I stayed in a shelter one stormy night while on my sectionhike of the AT (Appalachian Trail) a few weeks ago. What I observed in the shelter led me to write up seven ideas of etiquette in shelter living:

Rock Spring Hut in Shenandoah
1.       Realize that you will likely NOT be the only one in the shelter. That means, don’t monopolize it with your belongings, taking every hook, etc. DON’T set up your tent and hammock in it either. A guy had strung up his hammock in it that then limited other hikers trying to find a place to bed down for the night and store their gear. NOT courteous.

2.       If you know you are a snorer at home, chances are it will be magnified outdoors. PLEASE then don’t use the shelter. There is nothing more miserable than sleeping beside a snorer, even with earplugs in (which everyone should carry, btw). To the snorer - you will likely have many more enemies in the AM too.

3.       If you know you will be getting in late, like after hiker midnight (usually 9 PM) set up your tent. I was rudely awakened at 10 PM by three dripping wet hikers looking for space. If you choose to hike late, that’s fine. But be courteous by not waking up others in the shelter by coming in and demanding space, making everyone move, firing up your stove, etc. Set up your tent. That also goes for the early
A tiny shelter on the Allegheny Trail
riser before 6 AM. In both instances, do the right thing and tent. And also, use a headlamp with a red night light feature. There is nothing worse than a white LED light glaring all around the shelter. One guy flashed his for half the night as he wanted to read at 2 AM. A red light would have made things much better for those that would rather sleep. If you are a late nighter like that – tent.

4.       Don’t smoke cigarettes, pot or anything else in the shelter. Don’t use your cell phone in the shelter either. Other hikers don’t care to inhale the nicotine, drugs, or hear you talk to your girlfriend. That’s your business, so do it away from the shelter or better yet, tent.

5.       If you are feeling sick, DON’T use a shelter, period. This is mainly how norovirus epidemics hit the AT every year. Avoid all public places – picnic tables, privies, etc. until you are totally well. If you know of someone who is ill, get out of the shelter area. Wash your hands. No sharing food either.   

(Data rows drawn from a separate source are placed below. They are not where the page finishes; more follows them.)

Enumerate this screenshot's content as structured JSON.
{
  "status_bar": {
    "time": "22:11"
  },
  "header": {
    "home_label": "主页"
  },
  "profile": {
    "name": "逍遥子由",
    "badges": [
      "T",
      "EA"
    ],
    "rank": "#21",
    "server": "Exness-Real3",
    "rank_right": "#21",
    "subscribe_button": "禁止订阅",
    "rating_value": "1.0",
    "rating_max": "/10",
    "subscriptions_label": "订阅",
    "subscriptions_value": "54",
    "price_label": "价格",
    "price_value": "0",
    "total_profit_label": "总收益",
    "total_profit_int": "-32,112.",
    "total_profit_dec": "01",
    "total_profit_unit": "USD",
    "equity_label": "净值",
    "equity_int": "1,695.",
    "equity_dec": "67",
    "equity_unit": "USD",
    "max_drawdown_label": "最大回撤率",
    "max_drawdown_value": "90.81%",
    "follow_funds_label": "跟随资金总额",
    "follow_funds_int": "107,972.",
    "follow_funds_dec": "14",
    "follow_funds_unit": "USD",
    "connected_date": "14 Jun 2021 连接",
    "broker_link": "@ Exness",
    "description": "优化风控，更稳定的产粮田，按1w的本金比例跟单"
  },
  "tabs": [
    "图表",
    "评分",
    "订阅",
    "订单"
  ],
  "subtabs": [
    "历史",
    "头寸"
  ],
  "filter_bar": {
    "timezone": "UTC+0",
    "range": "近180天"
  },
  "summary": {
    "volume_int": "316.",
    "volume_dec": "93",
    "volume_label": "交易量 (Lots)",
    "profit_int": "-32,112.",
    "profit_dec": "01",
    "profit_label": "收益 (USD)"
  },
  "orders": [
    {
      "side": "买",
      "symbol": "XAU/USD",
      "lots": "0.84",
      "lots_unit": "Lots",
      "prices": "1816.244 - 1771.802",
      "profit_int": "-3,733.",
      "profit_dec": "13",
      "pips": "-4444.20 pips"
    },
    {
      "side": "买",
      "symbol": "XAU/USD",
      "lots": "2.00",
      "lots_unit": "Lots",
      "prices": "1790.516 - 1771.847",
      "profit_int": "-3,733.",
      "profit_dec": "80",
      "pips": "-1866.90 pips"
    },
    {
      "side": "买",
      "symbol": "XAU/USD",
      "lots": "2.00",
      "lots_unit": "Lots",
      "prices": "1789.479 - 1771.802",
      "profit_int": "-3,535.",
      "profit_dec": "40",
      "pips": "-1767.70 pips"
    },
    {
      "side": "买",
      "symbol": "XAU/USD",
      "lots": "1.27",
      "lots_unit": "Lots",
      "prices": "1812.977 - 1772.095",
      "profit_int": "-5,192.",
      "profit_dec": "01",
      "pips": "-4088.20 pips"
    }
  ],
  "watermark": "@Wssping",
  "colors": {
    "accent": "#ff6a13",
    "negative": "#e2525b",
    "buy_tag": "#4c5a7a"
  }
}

6.       Make sure your food is stored away properly for the night. I was appalled the next AM to find not one of the other five hikers in residence had hung their food. They left it all in their packs sitting on the shelter floor. Normally it would have been attacked by critters. Always hang your food and cookware preferably by bear rope away from the shelter. That goes for NOT leaving excess food, trail magic or otherwise in shelters or hanging from poles, cables or in bear boxes. Someone had left trail mix just sitting there in the shelter when I arrived. Don’t do it!

A bag of trash left in a shelter fire pit at Niday Shelter. NO!
7.       The shelter is NOT for creating a library of books, magazines, or other reading material that then turn into fodder for mice or the beginnings of a trash pile. No one wants to drag your book around. Don’t leave extra gear and clothes (no one wants that either), food, empty fuel canisters, or trash. The shelter area should be left clean. Volunteers take care of it and they do NOT want to go and clean up your trash. That also goes for the shelter fire ring. DO not leave trash in it. I even found a full trash bag in one shelter fire pit. Empty food wrappers weigh a lot less! Carry out everything!

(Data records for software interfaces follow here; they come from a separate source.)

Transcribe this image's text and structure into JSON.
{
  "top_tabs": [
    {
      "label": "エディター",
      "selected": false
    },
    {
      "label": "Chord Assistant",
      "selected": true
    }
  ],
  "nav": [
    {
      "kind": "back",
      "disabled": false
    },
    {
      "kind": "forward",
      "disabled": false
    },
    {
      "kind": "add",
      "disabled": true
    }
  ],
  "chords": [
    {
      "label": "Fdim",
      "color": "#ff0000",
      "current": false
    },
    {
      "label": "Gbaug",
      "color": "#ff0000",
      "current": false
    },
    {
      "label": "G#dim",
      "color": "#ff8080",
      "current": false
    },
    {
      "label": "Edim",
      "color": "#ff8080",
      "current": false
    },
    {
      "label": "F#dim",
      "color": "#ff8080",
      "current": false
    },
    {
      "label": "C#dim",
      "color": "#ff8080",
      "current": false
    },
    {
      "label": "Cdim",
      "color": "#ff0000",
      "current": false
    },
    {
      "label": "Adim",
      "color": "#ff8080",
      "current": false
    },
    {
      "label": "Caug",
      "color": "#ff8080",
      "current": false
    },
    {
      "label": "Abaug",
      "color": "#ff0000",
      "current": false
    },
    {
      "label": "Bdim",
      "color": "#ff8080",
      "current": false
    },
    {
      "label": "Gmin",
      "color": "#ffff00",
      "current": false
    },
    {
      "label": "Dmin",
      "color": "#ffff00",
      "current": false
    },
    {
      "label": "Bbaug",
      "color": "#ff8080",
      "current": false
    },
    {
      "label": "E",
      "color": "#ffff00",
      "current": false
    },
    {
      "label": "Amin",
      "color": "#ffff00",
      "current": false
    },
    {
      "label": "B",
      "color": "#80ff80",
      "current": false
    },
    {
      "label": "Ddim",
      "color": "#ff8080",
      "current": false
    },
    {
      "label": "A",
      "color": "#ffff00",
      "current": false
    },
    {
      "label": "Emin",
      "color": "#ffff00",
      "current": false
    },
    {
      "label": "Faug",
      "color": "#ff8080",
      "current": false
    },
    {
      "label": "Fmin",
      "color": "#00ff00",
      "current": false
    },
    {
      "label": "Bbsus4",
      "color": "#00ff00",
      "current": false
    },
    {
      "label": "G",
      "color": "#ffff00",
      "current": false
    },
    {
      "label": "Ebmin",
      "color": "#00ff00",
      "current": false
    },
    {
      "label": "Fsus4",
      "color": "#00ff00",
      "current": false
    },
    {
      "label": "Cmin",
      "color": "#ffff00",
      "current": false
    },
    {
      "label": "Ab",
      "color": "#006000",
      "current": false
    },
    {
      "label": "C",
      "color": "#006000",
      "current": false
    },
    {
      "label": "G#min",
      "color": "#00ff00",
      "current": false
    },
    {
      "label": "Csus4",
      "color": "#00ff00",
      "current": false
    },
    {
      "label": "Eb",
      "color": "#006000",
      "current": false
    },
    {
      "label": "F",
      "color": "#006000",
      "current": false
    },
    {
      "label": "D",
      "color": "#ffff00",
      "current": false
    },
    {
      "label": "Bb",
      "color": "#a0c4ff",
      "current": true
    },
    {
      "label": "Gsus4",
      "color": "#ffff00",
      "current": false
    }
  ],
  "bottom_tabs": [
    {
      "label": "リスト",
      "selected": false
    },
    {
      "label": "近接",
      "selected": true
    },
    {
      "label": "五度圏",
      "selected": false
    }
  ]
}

With some common courtesy and keeping your gear and food safe and carrying out all trash, shelters can be a place of refuge and fellowship for all. 

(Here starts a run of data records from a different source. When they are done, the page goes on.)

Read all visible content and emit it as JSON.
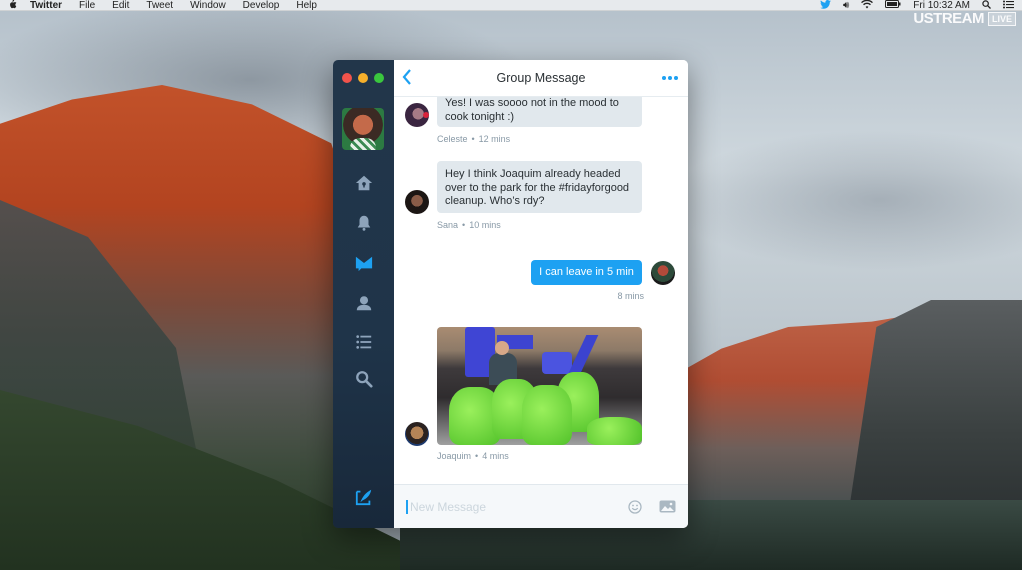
{
  "menubar": {
    "apple_icon": "apple-icon",
    "items": [
      "Twitter",
      "File",
      "Edit",
      "Tweet",
      "Window",
      "Develop",
      "Help"
    ],
    "status": {
      "twitter_icon": "twitter-bird-icon",
      "volume_icon": "volume-icon",
      "wifi_icon": "wifi-icon",
      "battery_icon": "battery-icon",
      "clock": "Fri 10:32 AM",
      "search_icon": "spotlight-search-icon",
      "notifications_icon": "notification-center-icon"
    }
  },
  "overlay": {
    "brand": "USTREAM",
    "live_badge": "LIVE"
  },
  "window": {
    "title": "Group Message",
    "back_icon": "chevron-left-icon",
    "more_icon": "more-dots-icon",
    "sidebar": {
      "items": [
        {
          "name": "home",
          "icon": "home-icon",
          "active": false
        },
        {
          "name": "notifications",
          "icon": "bell-icon",
          "active": false
        },
        {
          "name": "messages",
          "icon": "envelope-icon",
          "active": true
        },
        {
          "name": "profile",
          "icon": "person-icon",
          "active": false
        },
        {
          "name": "lists",
          "icon": "list-icon",
          "active": false
        },
        {
          "name": "search",
          "icon": "search-icon",
          "active": false
        }
      ],
      "compose_icon": "compose-tweet-icon",
      "colors": {
        "active": "#1da1f2",
        "inactive": "#8ea4bb",
        "background": "#22364a"
      }
    },
    "messages": [
      {
        "sender": "Celeste",
        "time": "12 mins",
        "text": "Yes! I was soooo not in the mood to cook tonight :)",
        "mine": false
      },
      {
        "sender": "Sana",
        "time": "10 mins",
        "text": "Hey I think Joaquim already headed over to the park for the #fridayforgood cleanup. Who’s rdy?",
        "mine": false
      },
      {
        "sender": "",
        "time": "8 mins",
        "text": "I can leave in 5 min",
        "mine": true
      },
      {
        "sender": "Joaquim",
        "time": "4 mins",
        "text": "",
        "mine": false,
        "attachment": "photo of green trash bags at a playground"
      }
    ],
    "composer": {
      "placeholder": "New Message",
      "value": "",
      "emoji_icon": "emoji-icon",
      "image_icon": "image-icon"
    },
    "colors": {
      "accent": "#1da1f2",
      "bubble": "#e1e8ed",
      "meta_text": "#8899a6"
    }
  }
}
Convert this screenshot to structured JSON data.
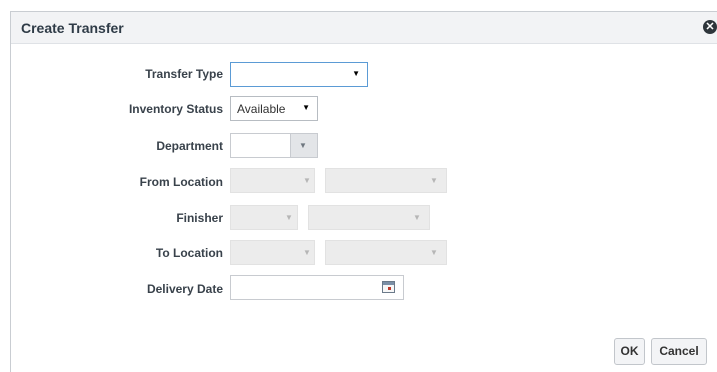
{
  "dialog": {
    "title": "Create Transfer",
    "close_icon": "close-icon"
  },
  "form": {
    "transfer_type": {
      "label": "Transfer Type",
      "value": ""
    },
    "inventory_status": {
      "label": "Inventory Status",
      "value": "Available"
    },
    "department": {
      "label": "Department",
      "value": ""
    },
    "from_location": {
      "label": "From Location"
    },
    "finisher": {
      "label": "Finisher"
    },
    "to_location": {
      "label": "To Location"
    },
    "delivery_date": {
      "label": "Delivery Date",
      "value": ""
    }
  },
  "buttons": {
    "ok": "OK",
    "cancel": "Cancel"
  },
  "colors": {
    "focus_border": "#5b9bd5",
    "disabled_bg": "#ececec",
    "title_bg": "#f2f3f5"
  }
}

Bridget Carlson said...

That's great advice! I have never used a trail shelter before, but I assume as I start doing much longer hikes (I just day hike now) I will come across shelters that I may need to use.
Bridget | http://nuttyhiker.com

Virginia said...

Well said...especially about those that snore. They sleep peacefully while everyone else is awake. I just don't get why they are so rude and insist on sleeping in the shelter.

Davin said...

I thought these tips were really useful. It drives me up the wall, when I walk into a shelter off the trail and see garbage laying around. Fortunately, most hikers I come across in Utah are pretty clean. But there is always room for improvement.

Aileen Curfman said...

Love the Tumbling Run Shelters (iirc) in PA. 1 labeled "snorers," the other "nonsnorers." Way better than 1 big shelter.